The currency shortage may also cause structural imbalances in the economy for longer production processes. For instance, mid-November is the sowing season for the Rabi (winter) crop in India, which is harvested in spring. Farmers lacking access to valid new currency notes have been struggling to pay for seeds to sow during this crucial time. Farmers who thereby miss the sowing season will lose their entire year’s earnings, even though the shortage of notes is temporary. Industries supported by farmers (fertilizers, machinery, etc.) will also see a fall in demand, and earnings. The relative price changes may persist until spring, at the time of harvest, even if the shortage of currency is resolved sooner. Close to half of Indian families are engaged in agriculture, and it accounts for 16% of the GDP. The government yielded to obvious necessity last week and announced that it would grant farmers a special dispensation allowing them to use old 500 rupee currency notes through the sowing season. But similar problems arise in other lines of business, which the government cannot anticipate and make timely exceptions for. Another example is construction, an almost entirely a cash-based industry, where current projects are being postponed until new currency notes become sufficiently available. This postponement will have effects on housing supply and prices for several years ahead.
Supporters of the demonetization policy have (with or without accounting for all these harmful effects) argued that all together this is still a small price to pay for tackling the big problem of black money. As critics have pointed out, however, the note cancellation really won’t do much to fight tax evasion, corruption, or illicit commerce. It will hardly touch most “black wealth,” because the financially sophisticated already hold their illicit wealth in other forms: real estate, corporate shares, foreign bank balances, foreign currency notes, gold. The planned re-introduction of large notes will soon re-enable unreported large currency transactions. The tax system that invites evasion, and the political system that invites corruption, remain in place.
We tend to agree with Kelkar and Shah’s argument that the sensible ways to reduce the role of black money are through deregulation (fewer bribes to be paid in cash) and structural reform of India’s tax and capital controls system (fewer transactions to be hidden using cash). The wealth transfer to government may help to explain Prime Minister Modi’s enthusiasm for the currency cancellation and re-issue, despite its likely ineffectuality against black money.
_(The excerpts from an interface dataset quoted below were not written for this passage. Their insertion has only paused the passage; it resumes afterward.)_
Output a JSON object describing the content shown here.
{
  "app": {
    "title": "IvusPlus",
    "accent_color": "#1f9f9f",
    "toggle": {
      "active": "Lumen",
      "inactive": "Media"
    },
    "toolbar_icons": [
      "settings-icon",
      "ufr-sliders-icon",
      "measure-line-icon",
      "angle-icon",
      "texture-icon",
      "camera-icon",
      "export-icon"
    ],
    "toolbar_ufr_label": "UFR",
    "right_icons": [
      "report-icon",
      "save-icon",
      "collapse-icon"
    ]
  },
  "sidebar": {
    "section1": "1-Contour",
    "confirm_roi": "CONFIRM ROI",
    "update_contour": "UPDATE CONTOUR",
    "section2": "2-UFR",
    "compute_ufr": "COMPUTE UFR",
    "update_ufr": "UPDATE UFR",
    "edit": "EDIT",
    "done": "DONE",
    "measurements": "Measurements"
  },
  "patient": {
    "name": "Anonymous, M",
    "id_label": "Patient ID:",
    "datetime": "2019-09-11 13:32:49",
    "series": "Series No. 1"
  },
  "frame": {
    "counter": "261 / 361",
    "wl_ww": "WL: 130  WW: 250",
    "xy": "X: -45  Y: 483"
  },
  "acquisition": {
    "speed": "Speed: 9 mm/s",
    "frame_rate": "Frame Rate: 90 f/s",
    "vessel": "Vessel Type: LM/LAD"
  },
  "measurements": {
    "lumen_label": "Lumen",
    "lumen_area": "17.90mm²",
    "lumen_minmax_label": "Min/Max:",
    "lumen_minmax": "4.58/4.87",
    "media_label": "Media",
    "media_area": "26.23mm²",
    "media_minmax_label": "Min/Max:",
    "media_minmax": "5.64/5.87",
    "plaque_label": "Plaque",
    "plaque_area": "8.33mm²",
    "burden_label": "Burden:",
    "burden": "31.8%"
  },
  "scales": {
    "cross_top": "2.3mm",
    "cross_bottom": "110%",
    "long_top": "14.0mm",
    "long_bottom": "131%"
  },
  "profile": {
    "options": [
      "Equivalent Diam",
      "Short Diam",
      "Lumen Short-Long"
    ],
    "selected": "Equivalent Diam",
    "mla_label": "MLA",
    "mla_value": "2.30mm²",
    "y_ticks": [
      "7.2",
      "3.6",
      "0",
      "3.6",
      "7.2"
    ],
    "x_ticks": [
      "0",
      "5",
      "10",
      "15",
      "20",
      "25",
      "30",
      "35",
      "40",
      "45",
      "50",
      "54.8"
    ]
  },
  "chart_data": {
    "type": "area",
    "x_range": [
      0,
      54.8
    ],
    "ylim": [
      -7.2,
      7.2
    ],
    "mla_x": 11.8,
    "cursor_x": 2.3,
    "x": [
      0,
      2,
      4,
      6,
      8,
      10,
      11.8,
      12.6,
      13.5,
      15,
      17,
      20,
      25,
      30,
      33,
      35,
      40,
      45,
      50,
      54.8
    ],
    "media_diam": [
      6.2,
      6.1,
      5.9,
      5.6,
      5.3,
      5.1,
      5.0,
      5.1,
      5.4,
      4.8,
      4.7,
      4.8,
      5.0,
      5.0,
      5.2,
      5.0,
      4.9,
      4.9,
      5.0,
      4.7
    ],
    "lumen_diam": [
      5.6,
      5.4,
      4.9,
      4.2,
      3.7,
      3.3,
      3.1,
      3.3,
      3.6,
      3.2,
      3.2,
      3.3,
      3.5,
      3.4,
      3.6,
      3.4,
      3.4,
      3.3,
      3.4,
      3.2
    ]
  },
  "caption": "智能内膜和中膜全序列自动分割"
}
Lawrence H. White is a senior fellow at the Cato Institute, and professor of economics at George Mason University since 2009. An expert on banking and monetary policy, he is the author of The Clash of Economic Ideas (Cambridge University Press, 2012), The Theory of Monetary Institutions (Basil Blackwell, 1999), Free Banking in Britain (2nd ed., Institute of Economic Affairs, 1995), and Competition and Currency (NYU Press, 1989).
Shruti Rajagopalan is an Assistant Professor in Economics at Purchase College, State University of New York, and Fellow at the Classical Liberal Institute, New York University Law School.